Information provided -
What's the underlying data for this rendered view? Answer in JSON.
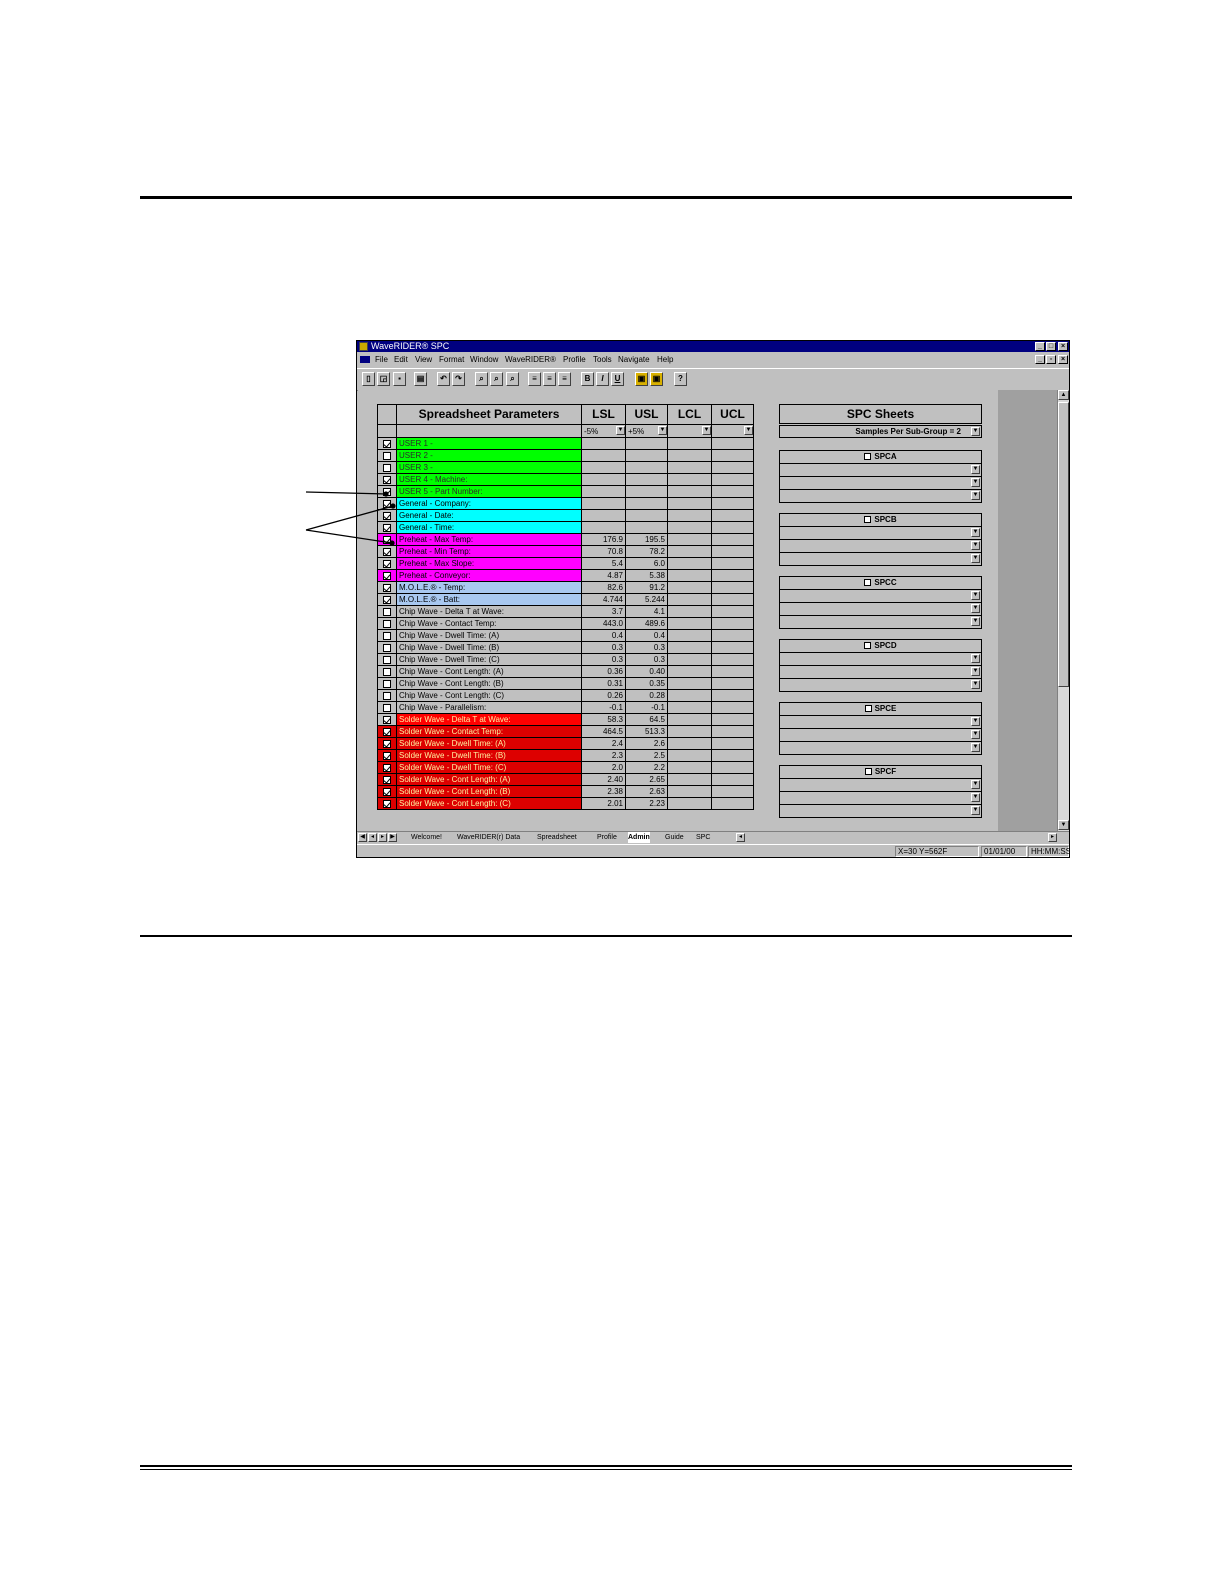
{
  "window": {
    "title": "WaveRIDER® SPC",
    "menu": [
      "File",
      "Edit",
      "View",
      "Format",
      "Window",
      "WaveRIDER®",
      "Profile",
      "Tools",
      "Navigate",
      "Help"
    ]
  },
  "sheet": {
    "header": {
      "params": "Spreadsheet Parameters",
      "lsl": "LSL",
      "usl": "USL",
      "lcl": "LCL",
      "ucl": "UCL"
    },
    "subheader": {
      "lsl": "-5%",
      "usl": "+5%"
    },
    "colors": {
      "green": "#00ff00",
      "cyan": "#00ffff",
      "magenta": "#ff00ff",
      "lightblue": "#a8c8f0",
      "gray": "#c0c0c0",
      "red": "#ff0000",
      "darkred": "#dd0000"
    },
    "rows": [
      {
        "label": "USER 1 -",
        "checked": true,
        "color": "#00ff00",
        "lsl": "",
        "usl": ""
      },
      {
        "label": "USER 2 -",
        "checked": false,
        "color": "#00ff00",
        "lsl": "",
        "usl": ""
      },
      {
        "label": "USER 3 -",
        "checked": false,
        "color": "#00ff00",
        "lsl": "",
        "usl": ""
      },
      {
        "label": "USER 4 - Machine:",
        "checked": true,
        "color": "#00ff00",
        "lsl": "",
        "usl": ""
      },
      {
        "label": "USER 5 - Part Number:",
        "checked": true,
        "color": "#00ff00",
        "lsl": "",
        "usl": ""
      },
      {
        "label": "General - Company:",
        "checked": true,
        "color": "#00ffff",
        "lsl": "",
        "usl": ""
      },
      {
        "label": "General - Date:",
        "checked": true,
        "color": "#00ffff",
        "lsl": "",
        "usl": ""
      },
      {
        "label": "General - Time:",
        "checked": true,
        "color": "#00ffff",
        "lsl": "",
        "usl": ""
      },
      {
        "label": "Preheat - Max Temp:",
        "checked": true,
        "color": "#ff00ff",
        "lsl": "176.9",
        "usl": "195.5"
      },
      {
        "label": "Preheat - Min Temp:",
        "checked": true,
        "color": "#ff00ff",
        "lsl": "70.8",
        "usl": "78.2"
      },
      {
        "label": "Preheat - Max Slope:",
        "checked": true,
        "color": "#ff00ff",
        "lsl": "5.4",
        "usl": "6.0"
      },
      {
        "label": "Preheat - Conveyor:",
        "checked": true,
        "color": "#ff00ff",
        "lsl": "4.87",
        "usl": "5.38"
      },
      {
        "label": "M.O.L.E.® - Temp:",
        "checked": true,
        "color": "#a8c8f0",
        "lsl": "82.6",
        "usl": "91.2"
      },
      {
        "label": "M.O.L.E.® - Batt:",
        "checked": true,
        "color": "#a8c8f0",
        "lsl": "4.744",
        "usl": "5.244"
      },
      {
        "label": "Chip Wave - Delta T at Wave:",
        "checked": false,
        "color": "#c0c0c0",
        "lsl": "3.7",
        "usl": "4.1"
      },
      {
        "label": "Chip Wave - Contact Temp:",
        "checked": false,
        "color": "#c0c0c0",
        "lsl": "443.0",
        "usl": "489.6"
      },
      {
        "label": "Chip Wave - Dwell Time: (A)",
        "checked": false,
        "color": "#c0c0c0",
        "lsl": "0.4",
        "usl": "0.4"
      },
      {
        "label": "Chip Wave - Dwell Time: (B)",
        "checked": false,
        "color": "#c0c0c0",
        "lsl": "0.3",
        "usl": "0.3"
      },
      {
        "label": "Chip Wave - Dwell Time: (C)",
        "checked": false,
        "color": "#c0c0c0",
        "lsl": "0.3",
        "usl": "0.3"
      },
      {
        "label": "Chip Wave - Cont Length: (A)",
        "checked": false,
        "color": "#c0c0c0",
        "lsl": "0.36",
        "usl": "0.40"
      },
      {
        "label": "Chip Wave - Cont Length: (B)",
        "checked": false,
        "color": "#c0c0c0",
        "lsl": "0.31",
        "usl": "0.35"
      },
      {
        "label": "Chip Wave - Cont Length: (C)",
        "checked": false,
        "color": "#c0c0c0",
        "lsl": "0.26",
        "usl": "0.28"
      },
      {
        "label": "Chip Wave - Parallelism:",
        "checked": false,
        "color": "#c0c0c0",
        "lsl": "-0.1",
        "usl": "-0.1"
      },
      {
        "label": "Solder Wave - Delta T at Wave:",
        "checked": true,
        "color": "#ff0000",
        "lsl": "58.3",
        "usl": "64.5"
      },
      {
        "label": "Solder Wave - Contact Temp:",
        "checked": true,
        "color": "#dd0000",
        "lsl": "464.5",
        "usl": "513.3"
      },
      {
        "label": "Solder Wave - Dwell Time: (A)",
        "checked": true,
        "color": "#dd0000",
        "lsl": "2.4",
        "usl": "2.6"
      },
      {
        "label": "Solder Wave - Dwell Time: (B)",
        "checked": true,
        "color": "#dd0000",
        "lsl": "2.3",
        "usl": "2.5"
      },
      {
        "label": "Solder Wave - Dwell Time: (C)",
        "checked": true,
        "color": "#dd0000",
        "lsl": "2.0",
        "usl": "2.2"
      },
      {
        "label": "Solder Wave - Cont Length: (A)",
        "checked": true,
        "color": "#dd0000",
        "lsl": "2.40",
        "usl": "2.65"
      },
      {
        "label": "Solder Wave - Cont Length: (B)",
        "checked": true,
        "color": "#dd0000",
        "lsl": "2.38",
        "usl": "2.63"
      },
      {
        "label": "Solder Wave - Cont Length: (C)",
        "checked": true,
        "color": "#dd0000",
        "lsl": "2.01",
        "usl": "2.23"
      }
    ]
  },
  "spc": {
    "title": "SPC Sheets",
    "samples": "Samples Per Sub-Group = 2",
    "sheets": [
      "SPCA",
      "SPCB",
      "SPCC",
      "SPCD",
      "SPCE",
      "SPCF"
    ]
  },
  "tabs": [
    "Welcome!",
    "WaveRIDER(r) Data",
    "Spreadsheet",
    "Profile",
    "Admin",
    "Guide",
    "SPC"
  ],
  "active_tab": "Admin",
  "status": {
    "coords": "X=30 Y=562F",
    "date": "01/01/00",
    "time": "HH:MM:SS"
  }
}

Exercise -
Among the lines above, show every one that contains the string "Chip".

Answer space -
        "label": "Chip Wave - Delta T at Wave:",
        "label": "Chip Wave - Contact Temp:",
        "label": "Chip Wave - Dwell Time: (A)",
        "label": "Chip Wave - Dwell Time: (B)",
        "label": "Chip Wave - Dwell Time: (C)",
        "label": "Chip Wave - Cont Length: (A)",
        "label": "Chip Wave - Cont Length: (B)",
        "label": "Chip Wave - Cont Length: (C)",
        "label": "Chip Wave - Parallelism:",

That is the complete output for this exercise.